Excerpts from a dataset:
===============
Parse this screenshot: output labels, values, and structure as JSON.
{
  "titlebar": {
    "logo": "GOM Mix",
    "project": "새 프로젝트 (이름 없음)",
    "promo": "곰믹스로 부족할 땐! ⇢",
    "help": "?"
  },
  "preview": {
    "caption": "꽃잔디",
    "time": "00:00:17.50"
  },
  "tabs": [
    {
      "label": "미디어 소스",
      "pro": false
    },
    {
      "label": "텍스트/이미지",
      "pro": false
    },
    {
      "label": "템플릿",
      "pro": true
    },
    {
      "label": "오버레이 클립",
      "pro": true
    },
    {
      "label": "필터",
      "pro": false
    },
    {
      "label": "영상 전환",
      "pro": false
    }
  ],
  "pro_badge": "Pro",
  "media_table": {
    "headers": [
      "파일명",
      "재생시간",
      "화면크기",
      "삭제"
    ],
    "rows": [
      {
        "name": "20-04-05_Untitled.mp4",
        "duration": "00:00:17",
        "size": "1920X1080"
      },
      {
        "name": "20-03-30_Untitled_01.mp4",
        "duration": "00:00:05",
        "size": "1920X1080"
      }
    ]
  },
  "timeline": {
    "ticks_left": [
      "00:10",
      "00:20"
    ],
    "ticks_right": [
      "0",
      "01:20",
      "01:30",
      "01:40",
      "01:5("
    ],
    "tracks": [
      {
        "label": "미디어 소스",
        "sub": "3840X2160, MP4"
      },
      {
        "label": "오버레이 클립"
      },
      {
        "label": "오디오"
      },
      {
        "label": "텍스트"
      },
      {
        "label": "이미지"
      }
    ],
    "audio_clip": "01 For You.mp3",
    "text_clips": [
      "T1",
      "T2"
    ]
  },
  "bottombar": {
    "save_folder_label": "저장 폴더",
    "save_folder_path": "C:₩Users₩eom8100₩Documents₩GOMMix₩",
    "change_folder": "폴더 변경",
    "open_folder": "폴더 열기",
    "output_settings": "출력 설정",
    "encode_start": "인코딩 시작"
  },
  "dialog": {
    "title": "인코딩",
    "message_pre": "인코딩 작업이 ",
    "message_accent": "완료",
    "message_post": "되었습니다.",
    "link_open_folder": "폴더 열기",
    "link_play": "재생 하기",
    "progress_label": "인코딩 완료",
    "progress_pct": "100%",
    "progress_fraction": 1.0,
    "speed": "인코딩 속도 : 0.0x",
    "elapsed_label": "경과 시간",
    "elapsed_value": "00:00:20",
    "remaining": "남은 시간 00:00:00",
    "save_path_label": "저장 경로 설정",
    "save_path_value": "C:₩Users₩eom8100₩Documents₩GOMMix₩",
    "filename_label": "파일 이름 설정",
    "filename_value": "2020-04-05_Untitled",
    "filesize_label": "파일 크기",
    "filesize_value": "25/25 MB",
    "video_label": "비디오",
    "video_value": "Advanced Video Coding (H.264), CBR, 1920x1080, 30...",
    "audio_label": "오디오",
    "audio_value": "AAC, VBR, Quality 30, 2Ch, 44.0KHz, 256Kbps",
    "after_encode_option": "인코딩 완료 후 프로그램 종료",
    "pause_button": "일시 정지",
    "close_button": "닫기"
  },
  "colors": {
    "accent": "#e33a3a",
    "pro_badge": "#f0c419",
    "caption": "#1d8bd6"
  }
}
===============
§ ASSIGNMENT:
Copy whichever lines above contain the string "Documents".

§ SOLUTION BELOW:
    "save_folder_path": "C:₩Users₩eom8100₩Documents₩GOMMix₩",
    "save_path_value": "C:₩Users₩eom8100₩Documents₩GOMMix₩",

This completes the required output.